[Data records for software interfaces]
- Opening Delimiter -

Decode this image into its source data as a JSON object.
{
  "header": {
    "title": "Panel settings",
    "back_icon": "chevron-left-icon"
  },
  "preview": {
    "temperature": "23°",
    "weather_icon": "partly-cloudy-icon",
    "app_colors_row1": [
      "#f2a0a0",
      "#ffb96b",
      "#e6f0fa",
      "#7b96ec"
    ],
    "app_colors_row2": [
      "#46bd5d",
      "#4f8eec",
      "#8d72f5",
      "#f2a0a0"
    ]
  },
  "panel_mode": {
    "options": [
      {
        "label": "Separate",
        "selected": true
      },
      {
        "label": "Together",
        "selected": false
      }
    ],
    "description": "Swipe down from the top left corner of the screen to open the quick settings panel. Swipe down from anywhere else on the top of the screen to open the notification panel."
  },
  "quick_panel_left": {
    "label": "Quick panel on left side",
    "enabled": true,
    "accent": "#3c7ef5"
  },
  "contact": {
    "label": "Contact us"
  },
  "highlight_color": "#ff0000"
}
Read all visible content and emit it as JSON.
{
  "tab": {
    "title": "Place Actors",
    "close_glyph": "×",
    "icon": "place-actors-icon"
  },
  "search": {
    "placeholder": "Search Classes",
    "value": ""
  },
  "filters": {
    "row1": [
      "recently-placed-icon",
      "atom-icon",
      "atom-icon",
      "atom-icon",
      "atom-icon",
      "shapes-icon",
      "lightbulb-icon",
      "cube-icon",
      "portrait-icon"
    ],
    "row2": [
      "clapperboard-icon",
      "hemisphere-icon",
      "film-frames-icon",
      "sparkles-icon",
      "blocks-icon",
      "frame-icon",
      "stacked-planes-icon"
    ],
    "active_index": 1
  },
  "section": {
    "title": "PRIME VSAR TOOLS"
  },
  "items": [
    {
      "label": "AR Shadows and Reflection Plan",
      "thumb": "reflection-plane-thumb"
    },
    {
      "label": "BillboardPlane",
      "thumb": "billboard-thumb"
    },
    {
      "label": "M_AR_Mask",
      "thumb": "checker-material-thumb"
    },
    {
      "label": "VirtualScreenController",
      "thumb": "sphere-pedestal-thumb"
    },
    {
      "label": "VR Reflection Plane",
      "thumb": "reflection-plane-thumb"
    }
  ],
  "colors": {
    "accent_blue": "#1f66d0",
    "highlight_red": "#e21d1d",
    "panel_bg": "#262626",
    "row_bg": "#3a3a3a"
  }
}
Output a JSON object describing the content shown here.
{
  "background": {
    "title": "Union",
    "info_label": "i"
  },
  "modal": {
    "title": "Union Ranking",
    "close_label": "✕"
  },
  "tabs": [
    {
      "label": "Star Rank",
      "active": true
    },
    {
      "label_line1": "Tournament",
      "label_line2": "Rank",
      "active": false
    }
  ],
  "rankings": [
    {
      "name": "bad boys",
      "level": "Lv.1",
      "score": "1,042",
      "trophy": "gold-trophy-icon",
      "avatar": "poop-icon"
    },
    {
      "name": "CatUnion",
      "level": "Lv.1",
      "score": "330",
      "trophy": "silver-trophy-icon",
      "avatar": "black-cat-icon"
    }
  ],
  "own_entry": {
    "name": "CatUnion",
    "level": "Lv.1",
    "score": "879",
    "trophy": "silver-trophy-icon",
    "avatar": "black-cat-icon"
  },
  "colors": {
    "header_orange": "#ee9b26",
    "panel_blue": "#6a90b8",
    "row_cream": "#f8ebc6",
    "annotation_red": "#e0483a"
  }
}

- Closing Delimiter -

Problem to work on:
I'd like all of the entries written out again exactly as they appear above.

Response:
Decode this image into its source data as a JSON object.
{
  "header": {
    "title": "Panel settings",
    "back_icon": "chevron-left-icon"
  },
  "preview": {
    "temperature": "23°",
    "weather_icon": "partly-cloudy-icon",
    "app_colors_row1": [
      "#f2a0a0",
      "#ffb96b",
      "#e6f0fa",
      "#7b96ec"
    ],
    "app_colors_row2": [
      "#46bd5d",
      "#4f8eec",
      "#8d72f5",
      "#f2a0a0"
    ]
  },
  "panel_mode": {
    "options": [
      {
        "label": "Separate",
        "selected": true
      },
      {
        "label": "Together",
        "selected": false
      }
    ],
    "description": "Swipe down from the top left corner of the screen to open the quick settings panel. Swipe down from anywhere else on the top of the screen to open the notification panel."
  },
  "quick_panel_left": {
    "label": "Quick panel on left side",
    "enabled": true,
    "accent": "#3c7ef5"
  },
  "contact": {
    "label": "Contact us"
  },
  "highlight_color": "#ff0000"
}
Read all visible content and emit it as JSON.
{
  "tab": {
    "title": "Place Actors",
    "close_glyph": "×",
    "icon": "place-actors-icon"
  },
  "search": {
    "placeholder": "Search Classes",
    "value": ""
  },
  "filters": {
    "row1": [
      "recently-placed-icon",
      "atom-icon",
      "atom-icon",
      "atom-icon",
      "atom-icon",
      "shapes-icon",
      "lightbulb-icon",
      "cube-icon",
      "portrait-icon"
    ],
    "row2": [
      "clapperboard-icon",
      "hemisphere-icon",
      "film-frames-icon",
      "sparkles-icon",
      "blocks-icon",
      "frame-icon",
      "stacked-planes-icon"
    ],
    "active_index": 1
  },
  "section": {
    "title": "PRIME VSAR TOOLS"
  },
  "items": [
    {
      "label": "AR Shadows and Reflection Plan",
      "thumb": "reflection-plane-thumb"
    },
    {
      "label": "BillboardPlane",
      "thumb": "billboard-thumb"
    },
    {
      "label": "M_AR_Mask",
      "thumb": "checker-material-thumb"
    },
    {
      "label": "VirtualScreenController",
      "thumb": "sphere-pedestal-thumb"
    },
    {
      "label": "VR Reflection Plane",
      "thumb": "reflection-plane-thumb"
    }
  ],
  "colors": {
    "accent_blue": "#1f66d0",
    "highlight_red": "#e21d1d",
    "panel_bg": "#262626",
    "row_bg": "#3a3a3a"
  }
}
Output a JSON object describing the content shown here.
{
  "background": {
    "title": "Union",
    "info_label": "i"
  },
  "modal": {
    "title": "Union Ranking",
    "close_label": "✕"
  },
  "tabs": [
    {
      "label": "Star Rank",
      "active": true
    },
    {
      "label_line1": "Tournament",
      "label_line2": "Rank",
      "active": false
    }
  ],
  "rankings": [
    {
      "name": "bad boys",
      "level": "Lv.1",
      "score": "1,042",
      "trophy": "gold-trophy-icon",
      "avatar": "poop-icon"
    },
    {
      "name": "CatUnion",
      "level": "Lv.1",
      "score": "330",
      "trophy": "silver-trophy-icon",
      "avatar": "black-cat-icon"
    }
  ],
  "own_entry": {
    "name": "CatUnion",
    "level": "Lv.1",
    "score": "879",
    "trophy": "silver-trophy-icon",
    "avatar": "black-cat-icon"
  },
  "colors": {
    "header_orange": "#ee9b26",
    "panel_blue": "#6a90b8",
    "row_cream": "#f8ebc6",
    "annotation_red": "#e0483a"
  }
}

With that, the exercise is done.